Past research has found that where there is a higher density of alcohol outlets there are more alcohol related problems, including greater incidence of assaults, intimate partner violence, youth violence, child abuse, and all-cause hospital admissions. The current study was designed to look specifically at off-premise outlets (such as liquor stores and grocery stores that sell alcohol) rather than on-premise outlets, such as bars and restaurants.

The researchers randomly selected 62 census units in Melbourne (out of a total of 256 units). The selected areas of the city contained 295 off-premise outlets. Observers assessed each outlet to determine the volume of alcohol available, prices for the alcohol, operating characteristics (such as chain vs. independent stores, whether there were drive-through sales). Characteristics of each selected part of the city were also measured (population density, median age, median income, retail zoning). The researchers defined intentional injuries as any assaults, stabbings or shootings attended by the state ambulance service, and unintentional injuries as any falls, crush injuries or object strikes.

The results indicate that both intentional and unintentional injuries were more common in areas with greater concentrations of off-premise outlets. Chain outlets appeared to contribute most substantially to injury risk. Chain outlets were larger and appeared to sell alcohol at cheaper prices than independent outlets. Each additional chain outlet in the neighborhood was associated with a 35% increase in the number of intentional injuries in the local area and a 20% increase in the number of intentional injuries.

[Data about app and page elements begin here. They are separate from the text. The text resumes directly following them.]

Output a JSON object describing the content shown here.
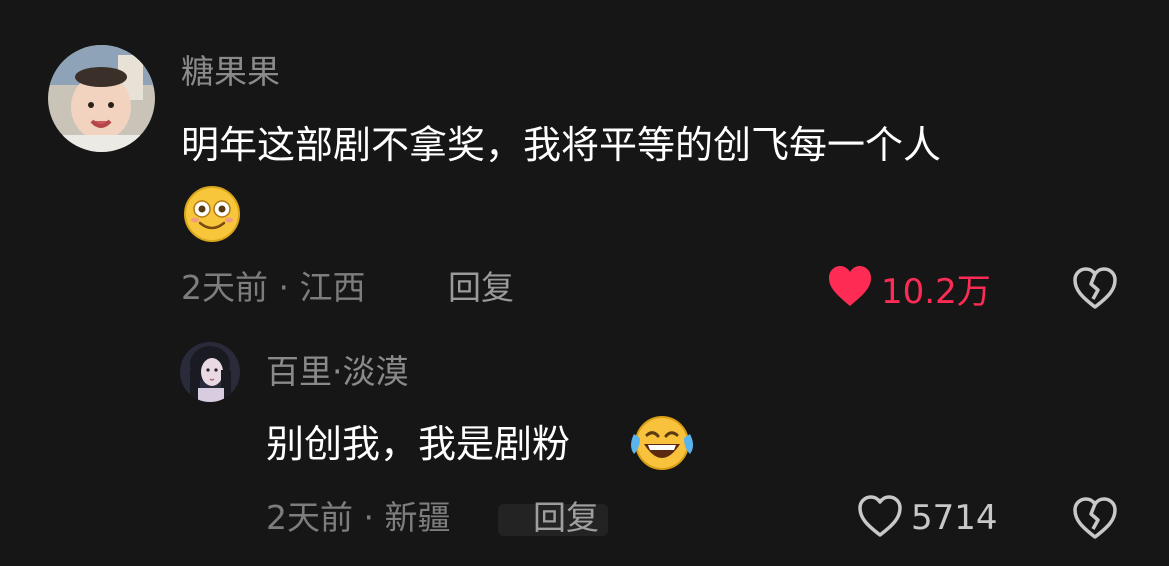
{
  "comment": {
    "username": "糖果果",
    "text": "明年这部剧不拿奖，我将平等的创飞每一个人",
    "emoji_icon": "slightly-smiling-face-emoji-icon",
    "time": "2天前",
    "location": "江西",
    "reply_label": "回复",
    "like_count": "10.2万",
    "like_color": "#fe2c55",
    "liked": true
  },
  "reply": {
    "username": "百里·淡漠",
    "text": "别创我，我是剧粉",
    "emoji_icon": "tears-of-joy-emoji-icon",
    "time": "2天前",
    "location": "新疆",
    "reply_label": "回复",
    "like_count": "5714",
    "liked": false
  },
  "meta_separator": "·"
}
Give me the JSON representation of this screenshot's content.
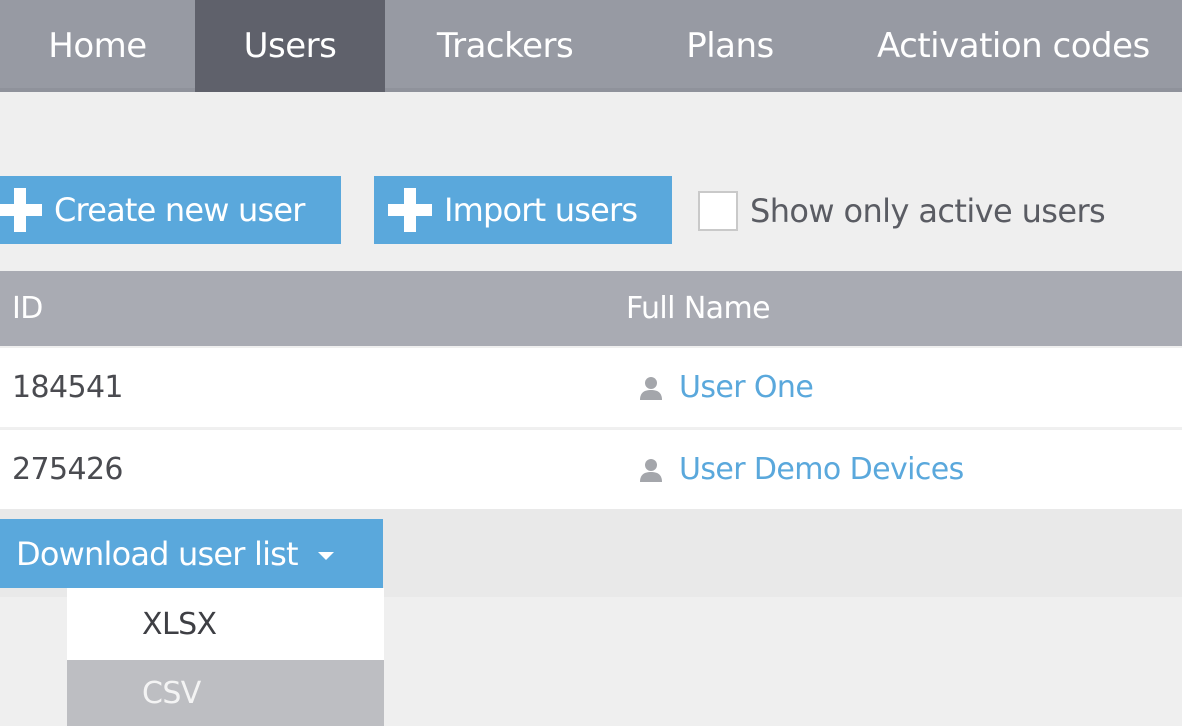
{
  "nav": {
    "items": [
      {
        "label": "Home",
        "active": false
      },
      {
        "label": "Users",
        "active": true
      },
      {
        "label": "Trackers",
        "active": false
      },
      {
        "label": "Plans",
        "active": false
      },
      {
        "label": "Activation codes",
        "active": false
      }
    ]
  },
  "toolbar": {
    "create_label": "Create new user",
    "import_label": "Import users",
    "active_only_label": "Show only active users",
    "active_only_checked": false
  },
  "table": {
    "columns": [
      "ID",
      "Full Name"
    ],
    "rows": [
      {
        "id": "184541",
        "full_name": "User One",
        "icon": "user-icon"
      },
      {
        "id": "275426",
        "full_name": "User Demo Devices",
        "icon": "user-icon"
      }
    ]
  },
  "download": {
    "label": "Download user list",
    "options": [
      "XLSX",
      "CSV"
    ],
    "highlighted_option": "CSV"
  },
  "colors": {
    "nav_bg": "#979aa3",
    "nav_active_bg": "#5f616b",
    "accent": "#5aa8dc",
    "table_header_bg": "#a9abb3",
    "page_bg": "#efefef",
    "dropdown_highlight": "#bdbec2"
  }
}
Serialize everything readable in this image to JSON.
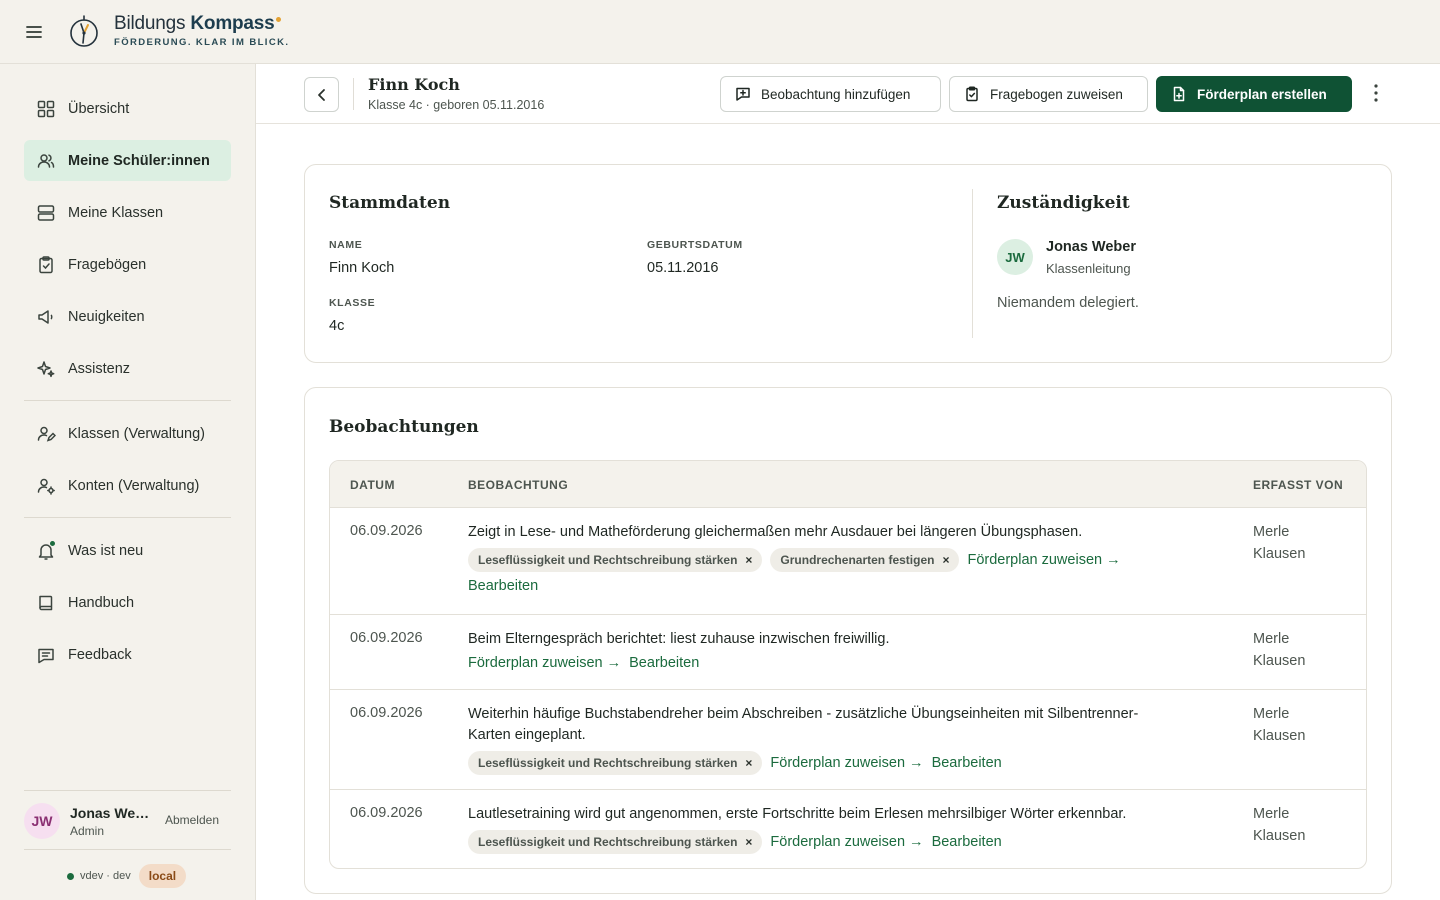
{
  "app": {
    "brand_name_regular": "Bildungs",
    "brand_name_bold": "Kompass",
    "brand_tagline": "FÖRDERUNG. KLAR IM BLICK.",
    "accent": "#0f5234"
  },
  "sidebar": {
    "items": [
      {
        "label": "Übersicht",
        "icon": "grid-icon"
      },
      {
        "label": "Meine Schüler:innen",
        "icon": "users-icon",
        "active": true
      },
      {
        "label": "Meine Klassen",
        "icon": "server-icon"
      },
      {
        "label": "Fragebögen",
        "icon": "clipboard-icon"
      },
      {
        "label": "Neuigkeiten",
        "icon": "megaphone-icon"
      },
      {
        "label": "Assistenz",
        "icon": "sparkles-icon"
      },
      {
        "label": "Klassen (Verwaltung)",
        "icon": "user-pen-icon"
      },
      {
        "label": "Konten (Verwaltung)",
        "icon": "user-cog-icon"
      },
      {
        "label": "Was ist neu",
        "icon": "bell-icon"
      },
      {
        "label": "Handbuch",
        "icon": "book-icon"
      },
      {
        "label": "Feedback",
        "icon": "message-icon"
      }
    ],
    "user": {
      "initials": "JW",
      "name": "Jonas Weber",
      "role": "Admin",
      "logout_label": "Abmelden"
    },
    "env": {
      "text": "vdev · dev",
      "badge": "local"
    }
  },
  "header": {
    "student_name": "Finn Koch",
    "student_sub": "Klasse 4c · geboren 05.11.2016",
    "btn_add_observation": "Beobachtung hinzufügen",
    "btn_assign_questionnaire": "Fragebogen zuweisen",
    "btn_create_plan": "Förderplan erstellen"
  },
  "stammdaten": {
    "title": "Stammdaten",
    "name_label": "NAME",
    "name_value": "Finn Koch",
    "birth_label": "GEBURTSDATUM",
    "birth_value": "05.11.2016",
    "class_label": "KLASSE",
    "class_value": "4c"
  },
  "zustaendigkeit": {
    "title": "Zuständigkeit",
    "initials": "JW",
    "person_name": "Jonas Weber",
    "person_role": "Klassenleitung",
    "delegation": "Niemandem delegiert."
  },
  "beobachtungen": {
    "title": "Beobachtungen",
    "columns": {
      "date": "DATUM",
      "observation": "BEOBACHTUNG",
      "by": "ERFASST VON"
    },
    "assign_link": "Förderplan zuweisen →",
    "edit_link": "Bearbeiten",
    "rows": [
      {
        "date": "06.09.2026",
        "text": "Zeigt in Lese- und Matheförderung gleichermaßen mehr Ausdauer bei längeren Übungsphasen.",
        "tags": [
          "Leseflüssigkeit und Rechtschreibung stärken",
          "Grundrechenarten festigen"
        ],
        "by": "Merle Klausen"
      },
      {
        "date": "06.09.2026",
        "text": "Beim Elterngespräch berichtet: liest zuhause inzwischen freiwillig.",
        "tags": [],
        "by": "Merle Klausen"
      },
      {
        "date": "06.09.2026",
        "text": "Weiterhin häufige Buchstabendreher beim Abschreiben - zusätzliche Übungseinheiten mit Silbentrenner-Karten eingeplant.",
        "tags": [
          "Leseflüssigkeit und Rechtschreibung stärken"
        ],
        "by": "Merle Klausen"
      },
      {
        "date": "06.09.2026",
        "text": "Lautlesetraining wird gut angenommen, erste Fortschritte beim Erlesen mehrsilbiger Wörter erkennbar.",
        "tags": [
          "Leseflüssigkeit und Rechtschreibung stärken"
        ],
        "by": "Merle Klausen"
      }
    ]
  }
}
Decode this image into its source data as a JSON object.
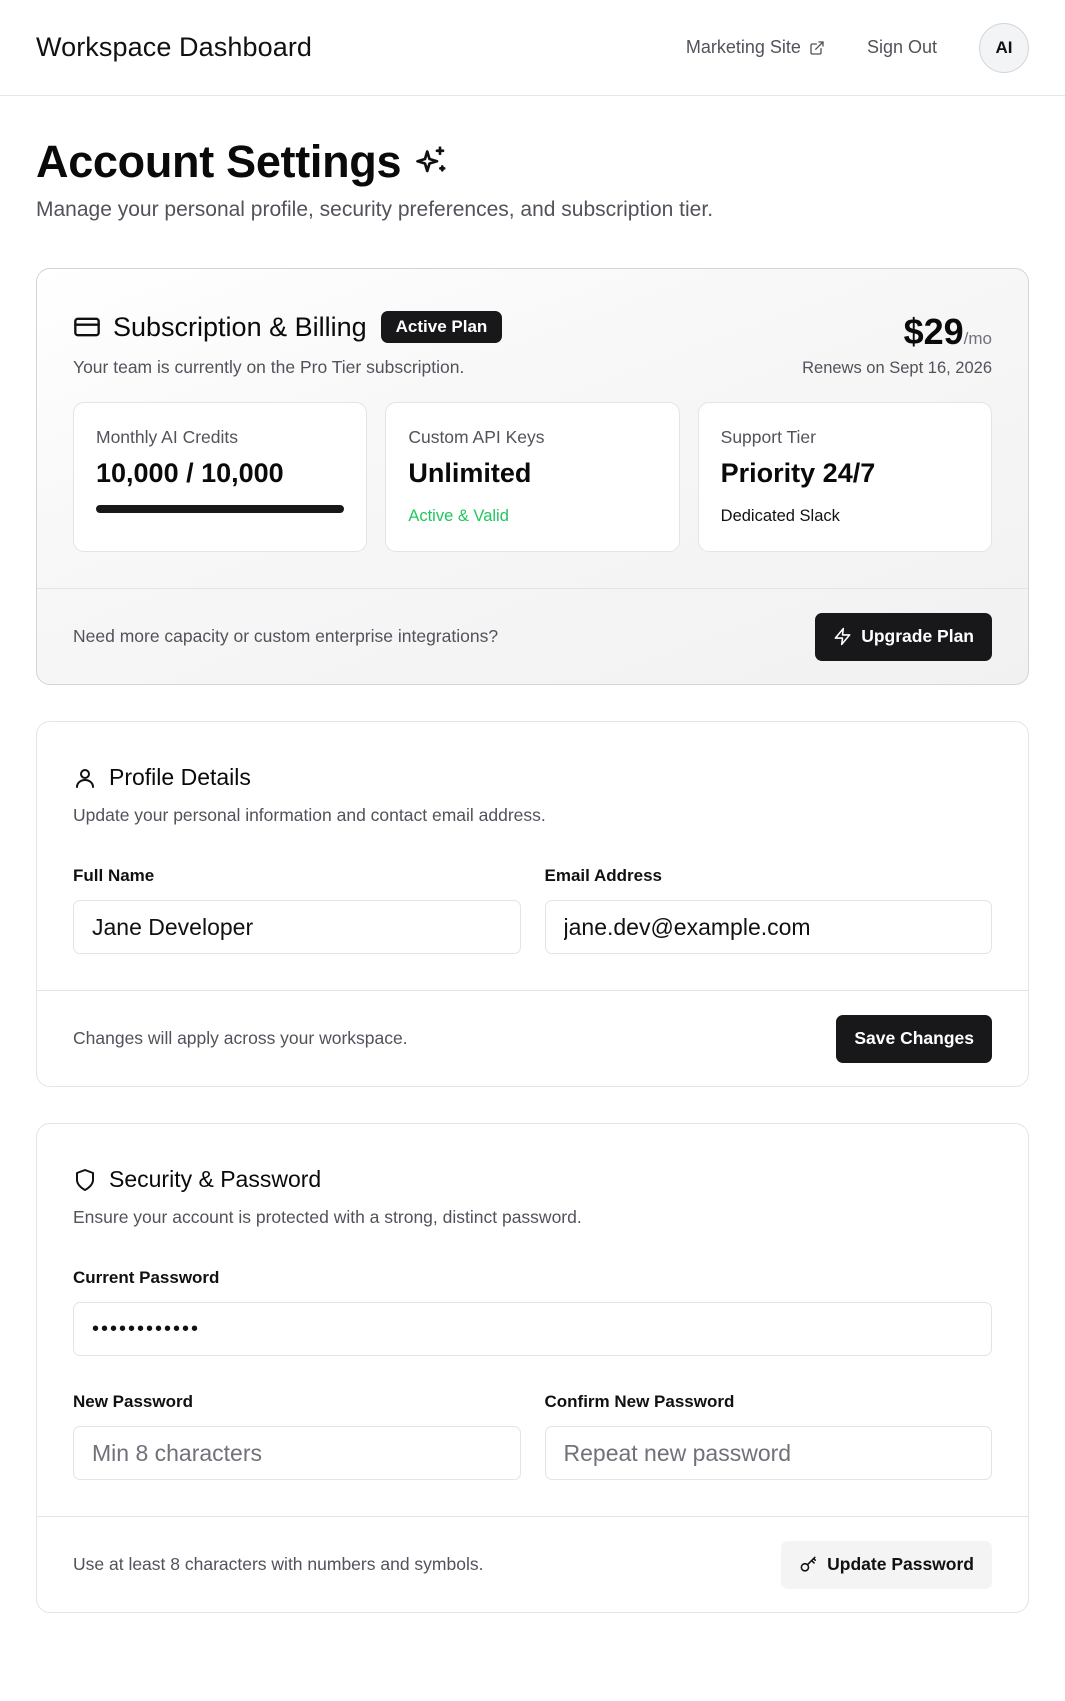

These results support the theory that when it is more convenient to obtain alcohol and the financial costs are lower, more alcohol related problems will occur, including both intentional and unintentional injuries. That is, by having more outlets close together in a neighborhood, particularly if the outlets sell alcohol cheaply, residents may be more likely to drink more and consequently more likely to be injured or to injure others.

Source: Relating Off-Premise Alcohol Outlet Density to Intentional and Unintentional Injuries, Christopher Morrison, Karen Smith, Paul J. Gruenewald, William R. Ponicki, Juliet P. Lee, Peter Cameron, Addiction, 08/2015; DOI:10.1111/add.13098